transition: all 3s ease;

Seriously, that’s it. Twenty-five characters. Notice also that you can move the cursor off the container mid-animation and everything returns nicely. How long would it take to code a similar effect in JavaScript?

Admittedly, I also added a sneaky transform: rotate(360deg); to the :hover state which you’ll see in Firefox or IE10 — but we’ve hardly broken the project budget!

Cross-Browser Transition Support

Transitions are supported in Firefox, IE10 and Opera 12 without a prefix.

At the time of writing, the Webkit browsers including Chrome, Safari and Opera 15+ require the -webkit- prefix which should be added prior to the standard property, e.g.

-webkit-transition: all 3s ease;
transition: all 3s ease;
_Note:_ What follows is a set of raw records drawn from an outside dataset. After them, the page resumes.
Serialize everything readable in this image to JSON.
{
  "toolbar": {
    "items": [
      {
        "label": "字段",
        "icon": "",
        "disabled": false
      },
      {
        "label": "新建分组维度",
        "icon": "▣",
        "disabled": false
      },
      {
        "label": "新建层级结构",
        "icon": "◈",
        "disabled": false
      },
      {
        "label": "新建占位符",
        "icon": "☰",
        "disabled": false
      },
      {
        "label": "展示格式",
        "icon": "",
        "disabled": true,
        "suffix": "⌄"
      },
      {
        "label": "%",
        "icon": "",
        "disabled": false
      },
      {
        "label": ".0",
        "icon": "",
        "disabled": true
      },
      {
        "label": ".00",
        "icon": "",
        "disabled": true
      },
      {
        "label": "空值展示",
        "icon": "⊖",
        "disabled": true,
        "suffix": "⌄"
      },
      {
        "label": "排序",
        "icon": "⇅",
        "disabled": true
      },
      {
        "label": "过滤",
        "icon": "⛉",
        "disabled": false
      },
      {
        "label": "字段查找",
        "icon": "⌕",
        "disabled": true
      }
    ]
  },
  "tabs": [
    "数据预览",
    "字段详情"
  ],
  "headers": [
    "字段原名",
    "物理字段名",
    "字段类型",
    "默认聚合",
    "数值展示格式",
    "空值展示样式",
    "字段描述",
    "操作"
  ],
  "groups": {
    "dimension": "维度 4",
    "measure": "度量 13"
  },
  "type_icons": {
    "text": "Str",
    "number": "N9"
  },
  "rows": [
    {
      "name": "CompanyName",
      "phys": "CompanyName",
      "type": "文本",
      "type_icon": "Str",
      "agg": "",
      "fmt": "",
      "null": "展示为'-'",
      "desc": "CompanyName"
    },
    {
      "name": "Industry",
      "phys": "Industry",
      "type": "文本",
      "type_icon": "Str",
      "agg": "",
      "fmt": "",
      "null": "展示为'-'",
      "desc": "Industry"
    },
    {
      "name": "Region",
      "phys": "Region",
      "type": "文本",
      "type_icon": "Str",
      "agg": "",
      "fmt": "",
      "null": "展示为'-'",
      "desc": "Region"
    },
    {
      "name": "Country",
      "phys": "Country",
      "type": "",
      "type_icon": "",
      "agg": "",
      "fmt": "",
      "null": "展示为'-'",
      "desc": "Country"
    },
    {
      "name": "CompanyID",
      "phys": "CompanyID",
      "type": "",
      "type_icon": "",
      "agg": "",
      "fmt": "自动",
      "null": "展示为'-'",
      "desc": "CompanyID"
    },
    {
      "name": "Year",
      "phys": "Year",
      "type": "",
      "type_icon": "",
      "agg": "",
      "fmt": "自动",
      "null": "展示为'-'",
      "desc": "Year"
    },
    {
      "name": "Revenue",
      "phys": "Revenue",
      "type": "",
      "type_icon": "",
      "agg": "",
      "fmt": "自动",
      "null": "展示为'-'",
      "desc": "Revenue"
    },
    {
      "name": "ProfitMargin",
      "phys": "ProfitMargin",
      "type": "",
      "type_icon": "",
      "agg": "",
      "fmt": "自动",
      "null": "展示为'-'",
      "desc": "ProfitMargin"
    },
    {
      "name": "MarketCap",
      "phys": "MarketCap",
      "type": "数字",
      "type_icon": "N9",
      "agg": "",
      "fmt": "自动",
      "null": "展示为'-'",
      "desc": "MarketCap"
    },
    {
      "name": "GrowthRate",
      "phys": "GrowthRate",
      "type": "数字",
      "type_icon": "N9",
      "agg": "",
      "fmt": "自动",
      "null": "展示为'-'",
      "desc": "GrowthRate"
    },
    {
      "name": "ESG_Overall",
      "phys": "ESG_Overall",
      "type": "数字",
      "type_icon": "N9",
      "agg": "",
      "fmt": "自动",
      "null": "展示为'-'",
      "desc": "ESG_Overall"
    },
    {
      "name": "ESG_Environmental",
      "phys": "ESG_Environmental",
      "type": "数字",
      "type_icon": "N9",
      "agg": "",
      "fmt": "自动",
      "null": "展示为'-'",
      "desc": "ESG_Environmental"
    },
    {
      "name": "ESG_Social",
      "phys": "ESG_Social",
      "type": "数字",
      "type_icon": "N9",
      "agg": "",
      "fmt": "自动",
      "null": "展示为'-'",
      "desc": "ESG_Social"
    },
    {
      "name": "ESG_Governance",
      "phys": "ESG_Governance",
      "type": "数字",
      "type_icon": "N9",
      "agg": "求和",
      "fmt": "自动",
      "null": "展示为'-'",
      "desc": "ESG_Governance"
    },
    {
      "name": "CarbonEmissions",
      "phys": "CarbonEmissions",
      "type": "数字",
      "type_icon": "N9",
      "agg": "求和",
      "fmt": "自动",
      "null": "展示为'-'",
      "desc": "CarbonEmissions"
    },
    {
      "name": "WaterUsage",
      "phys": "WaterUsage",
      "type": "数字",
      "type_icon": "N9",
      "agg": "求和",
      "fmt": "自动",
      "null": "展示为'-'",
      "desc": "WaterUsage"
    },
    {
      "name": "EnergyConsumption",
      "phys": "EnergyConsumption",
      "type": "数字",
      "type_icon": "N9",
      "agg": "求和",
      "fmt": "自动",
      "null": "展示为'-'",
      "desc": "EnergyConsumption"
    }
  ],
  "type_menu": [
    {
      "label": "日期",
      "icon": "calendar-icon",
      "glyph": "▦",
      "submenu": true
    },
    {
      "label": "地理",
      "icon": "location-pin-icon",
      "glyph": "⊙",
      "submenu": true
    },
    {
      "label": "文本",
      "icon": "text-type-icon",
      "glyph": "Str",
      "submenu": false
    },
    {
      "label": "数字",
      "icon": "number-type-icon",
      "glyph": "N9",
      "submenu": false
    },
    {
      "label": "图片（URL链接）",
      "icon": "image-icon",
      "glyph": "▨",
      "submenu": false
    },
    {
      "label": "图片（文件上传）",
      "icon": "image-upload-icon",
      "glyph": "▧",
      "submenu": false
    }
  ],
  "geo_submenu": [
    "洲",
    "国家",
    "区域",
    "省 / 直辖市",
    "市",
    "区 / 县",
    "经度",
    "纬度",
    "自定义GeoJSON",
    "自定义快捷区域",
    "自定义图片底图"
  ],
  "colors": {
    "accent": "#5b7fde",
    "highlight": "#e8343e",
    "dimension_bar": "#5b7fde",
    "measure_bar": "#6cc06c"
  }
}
Unfortunately, not all browsers are created equally. Animations can get a little freaky in Opera 12. In addition, the Webkit engine vomits when it encounters the rotate transformation and gives up on some other transition effects (hence the reason for not including a -webkit-transform: rotate(360deg);). Finally, IE9 and below will fail to show any animation.

However, this rarely matters. If CSS3 transitions fail or don’t work as you expected, the start and end states will eventually be reached. In most cases, the browser will fall-back to the instant CSS2.1-like state switch.

In the next part we’ll look at the transition property in more detail and discuss what can and cannot be animated.